Stop the cycle of neglect. Elect someone truly beholden to the Fourth District. Vote for J.D. Scholten.
Last time, it was the Don’t Forget About Us Tour. This time, it’s the Every Town Tour. Either way, congressional candidate J.D. Scholten of Sioux City says he’s still prioritizing conversations and building relationships during his second run at a seat in the U.S. House. Scholten’s tour of 374 towns in Iowa’s 4th District was drawing to a close as he held a parking lot rally outside the Spirit Lake Expo Center the night of Sept. 30.
Scholten’s first congressional race pitted him against then-incumbent U.S. Rep. Steve King during the 2018 election cycle. Though he lost to King, his campaign earned 25,000 more votes than the total number of registered Democrats in the district. Scholten will take on state Sen. Randy Feenstra of Hull in the November general election — Feenstra beat King in the Republican Primary this past June.
Scholten said he takes pride in visiting rural communities and hearing the public’s stories as well as their concerns.
“This district is so different in different places, so we’ve got to make sure we have someone who shows up and is willing to listen and willing fight for all the people of this district,” Scholten said.
And he feels his renewed campaign for the House has continued building on the rapport he struck with voters during the previous election cycle.
“When we do this 374 town tour, it’s not like we’re only talking to Democrats,” Scholten said. “We’re talking to people all over the political spectrum. Especially when it comes to agriculture and us being the second most agriculture-producing district in America — I’ve talked with farmers who will never vote for me and farmers who will always vote for me and everybody in between — and when I talk about antitrust and agriculture right now, all of them, regardless of where they are politically, are on board with what we have to say.”

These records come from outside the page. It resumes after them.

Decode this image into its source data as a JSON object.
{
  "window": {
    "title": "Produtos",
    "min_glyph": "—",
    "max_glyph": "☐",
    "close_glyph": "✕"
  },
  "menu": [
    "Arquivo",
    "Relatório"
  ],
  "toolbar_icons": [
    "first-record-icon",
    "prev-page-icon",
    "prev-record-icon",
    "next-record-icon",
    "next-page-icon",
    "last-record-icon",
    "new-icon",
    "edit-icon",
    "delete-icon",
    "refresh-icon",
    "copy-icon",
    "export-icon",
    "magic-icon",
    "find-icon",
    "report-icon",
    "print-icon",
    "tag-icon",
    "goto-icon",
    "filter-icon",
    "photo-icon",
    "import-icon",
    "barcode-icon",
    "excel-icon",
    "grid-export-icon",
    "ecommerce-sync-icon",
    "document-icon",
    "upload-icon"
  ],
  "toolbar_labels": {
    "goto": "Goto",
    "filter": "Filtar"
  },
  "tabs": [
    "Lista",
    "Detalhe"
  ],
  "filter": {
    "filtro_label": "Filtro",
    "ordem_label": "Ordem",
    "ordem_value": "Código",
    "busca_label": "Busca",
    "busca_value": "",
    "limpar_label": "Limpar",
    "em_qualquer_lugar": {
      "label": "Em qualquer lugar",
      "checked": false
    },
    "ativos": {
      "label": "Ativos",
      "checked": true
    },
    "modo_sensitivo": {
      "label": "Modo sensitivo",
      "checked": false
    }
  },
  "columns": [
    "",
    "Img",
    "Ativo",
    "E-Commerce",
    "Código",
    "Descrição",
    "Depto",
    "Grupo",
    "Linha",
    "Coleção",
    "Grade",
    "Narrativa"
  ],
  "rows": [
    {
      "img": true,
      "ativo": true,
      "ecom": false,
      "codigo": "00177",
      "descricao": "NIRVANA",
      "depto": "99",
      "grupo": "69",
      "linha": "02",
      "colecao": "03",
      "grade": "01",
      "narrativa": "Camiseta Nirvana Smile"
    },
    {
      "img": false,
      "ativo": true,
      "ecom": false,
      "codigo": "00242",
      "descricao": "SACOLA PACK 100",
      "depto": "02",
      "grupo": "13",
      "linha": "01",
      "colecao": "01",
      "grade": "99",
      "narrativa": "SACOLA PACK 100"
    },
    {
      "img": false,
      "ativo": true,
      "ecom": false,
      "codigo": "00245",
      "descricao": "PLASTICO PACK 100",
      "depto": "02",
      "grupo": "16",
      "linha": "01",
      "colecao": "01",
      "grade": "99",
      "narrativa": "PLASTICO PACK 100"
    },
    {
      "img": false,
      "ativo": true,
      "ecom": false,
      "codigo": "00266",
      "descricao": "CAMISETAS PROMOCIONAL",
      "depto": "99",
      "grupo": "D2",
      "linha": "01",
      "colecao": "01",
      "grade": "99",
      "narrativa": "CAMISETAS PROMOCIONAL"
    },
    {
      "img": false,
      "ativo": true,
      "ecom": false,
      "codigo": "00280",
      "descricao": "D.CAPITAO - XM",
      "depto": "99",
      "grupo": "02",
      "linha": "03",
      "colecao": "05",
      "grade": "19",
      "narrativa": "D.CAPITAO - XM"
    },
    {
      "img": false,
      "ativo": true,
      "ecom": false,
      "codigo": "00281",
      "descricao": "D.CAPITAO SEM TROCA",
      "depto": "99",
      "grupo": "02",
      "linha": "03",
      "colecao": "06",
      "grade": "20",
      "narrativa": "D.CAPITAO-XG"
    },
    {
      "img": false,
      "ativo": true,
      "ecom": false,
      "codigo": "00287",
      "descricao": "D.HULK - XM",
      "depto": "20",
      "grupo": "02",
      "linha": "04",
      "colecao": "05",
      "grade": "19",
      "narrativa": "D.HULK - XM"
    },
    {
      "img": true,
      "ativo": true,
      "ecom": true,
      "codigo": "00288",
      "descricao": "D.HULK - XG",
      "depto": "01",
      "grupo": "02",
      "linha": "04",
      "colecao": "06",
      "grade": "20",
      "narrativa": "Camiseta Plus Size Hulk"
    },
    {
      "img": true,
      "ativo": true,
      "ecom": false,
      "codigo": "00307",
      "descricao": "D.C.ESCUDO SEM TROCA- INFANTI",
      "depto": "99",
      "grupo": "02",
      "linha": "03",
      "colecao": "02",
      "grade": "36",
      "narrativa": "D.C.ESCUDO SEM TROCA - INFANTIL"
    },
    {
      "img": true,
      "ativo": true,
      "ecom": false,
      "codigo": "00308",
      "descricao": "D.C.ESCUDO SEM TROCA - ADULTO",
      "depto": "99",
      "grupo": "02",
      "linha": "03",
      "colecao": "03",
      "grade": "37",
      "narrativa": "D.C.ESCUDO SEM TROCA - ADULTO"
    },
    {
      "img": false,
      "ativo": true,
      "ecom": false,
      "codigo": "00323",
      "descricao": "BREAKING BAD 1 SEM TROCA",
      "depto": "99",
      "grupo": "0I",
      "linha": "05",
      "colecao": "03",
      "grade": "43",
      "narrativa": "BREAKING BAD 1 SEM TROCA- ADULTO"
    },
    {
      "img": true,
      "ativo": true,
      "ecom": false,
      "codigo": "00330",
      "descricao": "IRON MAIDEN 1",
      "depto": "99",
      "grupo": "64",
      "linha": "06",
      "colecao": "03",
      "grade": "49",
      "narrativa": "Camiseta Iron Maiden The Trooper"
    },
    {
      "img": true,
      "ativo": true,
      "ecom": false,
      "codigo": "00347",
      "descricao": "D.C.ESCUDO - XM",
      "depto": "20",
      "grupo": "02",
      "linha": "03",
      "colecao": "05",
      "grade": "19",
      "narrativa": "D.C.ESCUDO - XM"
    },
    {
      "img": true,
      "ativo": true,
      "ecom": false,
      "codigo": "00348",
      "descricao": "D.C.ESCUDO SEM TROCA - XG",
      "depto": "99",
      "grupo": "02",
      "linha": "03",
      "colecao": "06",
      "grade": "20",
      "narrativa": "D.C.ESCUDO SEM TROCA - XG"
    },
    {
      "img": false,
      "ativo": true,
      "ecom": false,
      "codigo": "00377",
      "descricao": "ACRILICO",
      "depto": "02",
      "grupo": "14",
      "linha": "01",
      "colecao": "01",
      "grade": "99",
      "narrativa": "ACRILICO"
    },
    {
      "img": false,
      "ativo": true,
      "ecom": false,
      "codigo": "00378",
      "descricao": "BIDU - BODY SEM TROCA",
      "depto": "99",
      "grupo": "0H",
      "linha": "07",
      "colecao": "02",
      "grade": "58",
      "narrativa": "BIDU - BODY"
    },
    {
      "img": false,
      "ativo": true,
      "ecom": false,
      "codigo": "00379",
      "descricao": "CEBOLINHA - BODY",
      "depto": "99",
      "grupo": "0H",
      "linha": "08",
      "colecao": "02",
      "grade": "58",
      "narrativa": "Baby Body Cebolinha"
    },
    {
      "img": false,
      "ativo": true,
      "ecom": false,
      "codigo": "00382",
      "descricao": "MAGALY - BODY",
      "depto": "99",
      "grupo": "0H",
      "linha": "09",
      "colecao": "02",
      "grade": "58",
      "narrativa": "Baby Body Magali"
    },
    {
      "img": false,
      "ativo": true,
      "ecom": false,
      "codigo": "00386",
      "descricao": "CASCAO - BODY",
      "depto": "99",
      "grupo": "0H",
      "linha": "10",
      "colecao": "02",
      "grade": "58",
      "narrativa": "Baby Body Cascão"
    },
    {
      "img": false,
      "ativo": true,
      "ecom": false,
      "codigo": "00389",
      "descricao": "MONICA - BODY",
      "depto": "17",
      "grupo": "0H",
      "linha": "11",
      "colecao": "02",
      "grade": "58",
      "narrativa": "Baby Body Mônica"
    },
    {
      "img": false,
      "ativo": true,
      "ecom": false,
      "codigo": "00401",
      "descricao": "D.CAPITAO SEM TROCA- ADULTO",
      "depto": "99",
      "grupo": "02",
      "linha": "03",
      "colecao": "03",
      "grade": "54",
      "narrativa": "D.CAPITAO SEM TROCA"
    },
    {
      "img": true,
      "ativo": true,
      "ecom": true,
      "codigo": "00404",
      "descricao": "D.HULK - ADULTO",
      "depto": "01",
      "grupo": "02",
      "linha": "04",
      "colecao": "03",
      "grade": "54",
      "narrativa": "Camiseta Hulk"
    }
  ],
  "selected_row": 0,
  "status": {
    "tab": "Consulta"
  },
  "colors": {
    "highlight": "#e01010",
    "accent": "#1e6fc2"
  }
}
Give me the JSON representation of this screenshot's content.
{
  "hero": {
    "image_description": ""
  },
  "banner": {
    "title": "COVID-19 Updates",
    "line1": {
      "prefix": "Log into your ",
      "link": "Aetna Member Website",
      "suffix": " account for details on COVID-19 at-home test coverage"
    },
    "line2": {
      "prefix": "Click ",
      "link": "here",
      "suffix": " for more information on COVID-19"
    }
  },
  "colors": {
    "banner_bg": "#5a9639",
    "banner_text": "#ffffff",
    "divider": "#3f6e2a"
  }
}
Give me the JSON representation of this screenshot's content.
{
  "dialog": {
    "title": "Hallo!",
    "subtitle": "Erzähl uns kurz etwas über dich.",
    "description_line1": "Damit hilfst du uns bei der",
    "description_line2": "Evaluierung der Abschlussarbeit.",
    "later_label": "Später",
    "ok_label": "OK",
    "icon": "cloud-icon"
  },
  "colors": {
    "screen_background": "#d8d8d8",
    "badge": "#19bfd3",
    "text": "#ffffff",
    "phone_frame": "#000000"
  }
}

Scholten told the 60 or so vehicles gathered in Spirit Lake local agriculture is one of the areas which most highlights the shortcomings of the current economy when contrasted with corporate farming companies. He said the situation has been exacerbated by the COVID-19 pandemic.
“We have consumers paying the most we ever have for meat,” Scholten said from the bed of a red pickup truck. “We have workers in Sioux City at the processing plant getting the same wage as when my family moved from Nevada (Iowa) to Sioux City in 1984. Meanwhile, we have farmers getting squeezed, and so our campaign is going out there and connecting with people and building this coalition of consumers, workers and farmers, and we’re working on just leveling the playing field.”
Scholten also sees the need for campaign finance reform. His campaign has touted its refusal to accept funding from political action committees, saying politicians often accommodate the requests of the special interest groups which helped finance their political careers.
“It’s really frustrating when you see so many people pushing for something, but it’s not happening out in D.C., and it’s because of campaign finances,” Scholten said. “We see so many members of Congress who are taking money from these monopolies, from these groups, from these people who are sucking the wealth out of rural areas, and these career politicians are selling us out.”
The former baseball player held up one of his campaign’s trading cards for the Spirit Lake audience, and he pointed to his primary campaign promise — Iowans over political party.
“We invite everyone to the table,” Scholten said. “It doesn’t matter if you’re Democrat, Independent, Republican or have never voted before. We invite you here. We only have one rule, and it’s that we respect each other, because at the end of the day, we’re all Iowans.”